=== Section Start ===
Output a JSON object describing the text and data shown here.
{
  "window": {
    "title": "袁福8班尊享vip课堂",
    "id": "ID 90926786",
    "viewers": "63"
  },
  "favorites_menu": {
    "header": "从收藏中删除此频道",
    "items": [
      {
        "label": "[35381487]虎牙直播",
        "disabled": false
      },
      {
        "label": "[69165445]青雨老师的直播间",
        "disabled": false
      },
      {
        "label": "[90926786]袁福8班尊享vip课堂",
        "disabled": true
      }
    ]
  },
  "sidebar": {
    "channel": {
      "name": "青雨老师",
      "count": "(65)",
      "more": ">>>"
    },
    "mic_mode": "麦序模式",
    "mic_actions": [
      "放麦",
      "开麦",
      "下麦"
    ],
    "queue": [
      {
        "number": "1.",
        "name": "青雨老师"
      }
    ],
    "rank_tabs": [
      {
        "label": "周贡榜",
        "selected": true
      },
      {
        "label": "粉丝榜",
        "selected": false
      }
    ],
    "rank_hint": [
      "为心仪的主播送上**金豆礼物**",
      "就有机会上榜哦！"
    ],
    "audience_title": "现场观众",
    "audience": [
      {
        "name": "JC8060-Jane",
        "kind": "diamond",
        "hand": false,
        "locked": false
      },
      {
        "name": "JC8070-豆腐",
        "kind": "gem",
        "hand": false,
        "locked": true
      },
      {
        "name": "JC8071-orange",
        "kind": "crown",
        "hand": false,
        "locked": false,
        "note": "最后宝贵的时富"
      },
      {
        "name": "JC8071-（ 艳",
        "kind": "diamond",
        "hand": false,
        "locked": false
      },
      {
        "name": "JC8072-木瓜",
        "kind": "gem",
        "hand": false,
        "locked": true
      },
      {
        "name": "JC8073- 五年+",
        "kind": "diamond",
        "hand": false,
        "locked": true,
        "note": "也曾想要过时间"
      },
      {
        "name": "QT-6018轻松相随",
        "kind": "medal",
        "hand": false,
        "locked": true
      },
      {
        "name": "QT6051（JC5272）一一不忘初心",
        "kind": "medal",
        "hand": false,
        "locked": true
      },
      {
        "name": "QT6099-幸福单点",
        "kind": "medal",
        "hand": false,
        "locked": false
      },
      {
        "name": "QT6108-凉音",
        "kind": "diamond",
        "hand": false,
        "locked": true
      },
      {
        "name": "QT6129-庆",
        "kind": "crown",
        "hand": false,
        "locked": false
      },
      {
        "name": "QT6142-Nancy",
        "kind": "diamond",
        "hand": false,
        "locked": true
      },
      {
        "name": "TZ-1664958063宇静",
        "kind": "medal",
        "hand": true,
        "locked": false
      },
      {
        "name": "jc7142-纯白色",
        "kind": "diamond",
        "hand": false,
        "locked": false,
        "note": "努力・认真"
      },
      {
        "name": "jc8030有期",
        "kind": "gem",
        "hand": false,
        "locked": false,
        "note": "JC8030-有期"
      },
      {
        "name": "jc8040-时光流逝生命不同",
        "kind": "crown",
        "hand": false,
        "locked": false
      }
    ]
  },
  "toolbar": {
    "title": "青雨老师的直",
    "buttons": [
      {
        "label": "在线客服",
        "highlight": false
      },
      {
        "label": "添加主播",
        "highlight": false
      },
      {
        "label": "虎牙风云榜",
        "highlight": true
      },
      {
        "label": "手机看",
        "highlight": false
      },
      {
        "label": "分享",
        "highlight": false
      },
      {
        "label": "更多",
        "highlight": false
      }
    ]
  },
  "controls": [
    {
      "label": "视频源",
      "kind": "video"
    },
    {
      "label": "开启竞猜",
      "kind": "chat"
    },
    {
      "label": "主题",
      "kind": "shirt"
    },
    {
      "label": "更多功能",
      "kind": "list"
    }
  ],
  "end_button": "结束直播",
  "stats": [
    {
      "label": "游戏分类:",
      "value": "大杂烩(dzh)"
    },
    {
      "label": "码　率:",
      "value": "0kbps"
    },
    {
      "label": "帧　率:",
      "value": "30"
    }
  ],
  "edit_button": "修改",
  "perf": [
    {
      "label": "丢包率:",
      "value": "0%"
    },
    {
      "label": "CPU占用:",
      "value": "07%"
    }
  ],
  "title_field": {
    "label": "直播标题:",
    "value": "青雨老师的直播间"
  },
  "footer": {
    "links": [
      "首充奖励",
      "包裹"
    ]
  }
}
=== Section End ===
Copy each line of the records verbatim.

Output a JSON object describing the text and data shown here.
{
  "window": {
    "title": "袁福8班尊享vip课堂",
    "id": "ID 90926786",
    "viewers": "63"
  },
  "favorites_menu": {
    "header": "从收藏中删除此频道",
    "items": [
      {
        "label": "[35381487]虎牙直播",
        "disabled": false
      },
      {
        "label": "[69165445]青雨老师的直播间",
        "disabled": false
      },
      {
        "label": "[90926786]袁福8班尊享vip课堂",
        "disabled": true
      }
    ]
  },
  "sidebar": {
    "channel": {
      "name": "青雨老师",
      "count": "(65)",
      "more": ">>>"
    },
    "mic_mode": "麦序模式",
    "mic_actions": [
      "放麦",
      "开麦",
      "下麦"
    ],
    "queue": [
      {
        "number": "1.",
        "name": "青雨老师"
      }
    ],
    "rank_tabs": [
      {
        "label": "周贡榜",
        "selected": true
      },
      {
        "label": "粉丝榜",
        "selected": false
      }
    ],
    "rank_hint": [
      "为心仪的主播送上**金豆礼物**",
      "就有机会上榜哦！"
    ],
    "audience_title": "现场观众",
    "audience": [
      {
        "name": "JC8060-Jane",
        "kind": "diamond",
        "hand": false,
        "locked": false
      },
      {
        "name": "JC8070-豆腐",
        "kind": "gem",
        "hand": false,
        "locked": true
      },
      {
        "name": "JC8071-orange",
        "kind": "crown",
        "hand": false,
        "locked": false,
        "note": "最后宝贵的时富"
      },
      {
        "name": "JC8071-（ 艳",
        "kind": "diamond",
        "hand": false,
        "locked": false
      },
      {
        "name": "JC8072-木瓜",
        "kind": "gem",
        "hand": false,
        "locked": true
      },
      {
        "name": "JC8073- 五年+",
        "kind": "diamond",
        "hand": false,
        "locked": true,
        "note": "也曾想要过时间"
      },
      {
        "name": "QT-6018轻松相随",
        "kind": "medal",
        "hand": false,
        "locked": true
      },
      {
        "name": "QT6051（JC5272）一一不忘初心",
        "kind": "medal",
        "hand": false,
        "locked": true
      },
      {
        "name": "QT6099-幸福单点",
        "kind": "medal",
        "hand": false,
        "locked": false
      },
      {
        "name": "QT6108-凉音",
        "kind": "diamond",
        "hand": false,
        "locked": true
      },
      {
        "name": "QT6129-庆",
        "kind": "crown",
        "hand": false,
        "locked": false
      },
      {
        "name": "QT6142-Nancy",
        "kind": "diamond",
        "hand": false,
        "locked": true
      },
      {
        "name": "TZ-1664958063宇静",
        "kind": "medal",
        "hand": true,
        "locked": false
      },
      {
        "name": "jc7142-纯白色",
        "kind": "diamond",
        "hand": false,
        "locked": false,
        "note": "努力・认真"
      },
      {
        "name": "jc8030有期",
        "kind": "gem",
        "hand": false,
        "locked": false,
        "note": "JC8030-有期"
      },
      {
        "name": "jc8040-时光流逝生命不同",
        "kind": "crown",
        "hand": false,
        "locked": false
      }
    ]
  },
  "toolbar": {
    "title": "青雨老师的直",
    "buttons": [
      {
        "label": "在线客服",
        "highlight": false
      },
      {
        "label": "添加主播",
        "highlight": false
      },
      {
        "label": "虎牙风云榜",
        "highlight": true
      },
      {
        "label": "手机看",
        "highlight": false
      },
      {
        "label": "分享",
        "highlight": false
      },
      {
        "label": "更多",
        "highlight": false
      }
    ]
  },
  "controls": [
    {
      "label": "视频源",
      "kind": "video"
    },
    {
      "label": "开启竞猜",
      "kind": "chat"
    },
    {
      "label": "主题",
      "kind": "shirt"
    },
    {
      "label": "更多功能",
      "kind": "list"
    }
  ],
  "end_button": "结束直播",
  "stats": [
    {
      "label": "游戏分类:",
      "value": "大杂烩(dzh)"
    },
    {
      "label": "码　率:",
      "value": "0kbps"
    },
    {
      "label": "帧　率:",
      "value": "30"
    }
  ],
  "edit_button": "修改",
  "perf": [
    {
      "label": "丢包率:",
      "value": "0%"
    },
    {
      "label": "CPU占用:",
      "value": "07%"
    }
  ],
  "title_field": {
    "label": "直播标题:",
    "value": "青雨老师的直播间"
  },
  "footer": {
    "links": [
      "首充奖励",
      "包裹"
    ]
  }
}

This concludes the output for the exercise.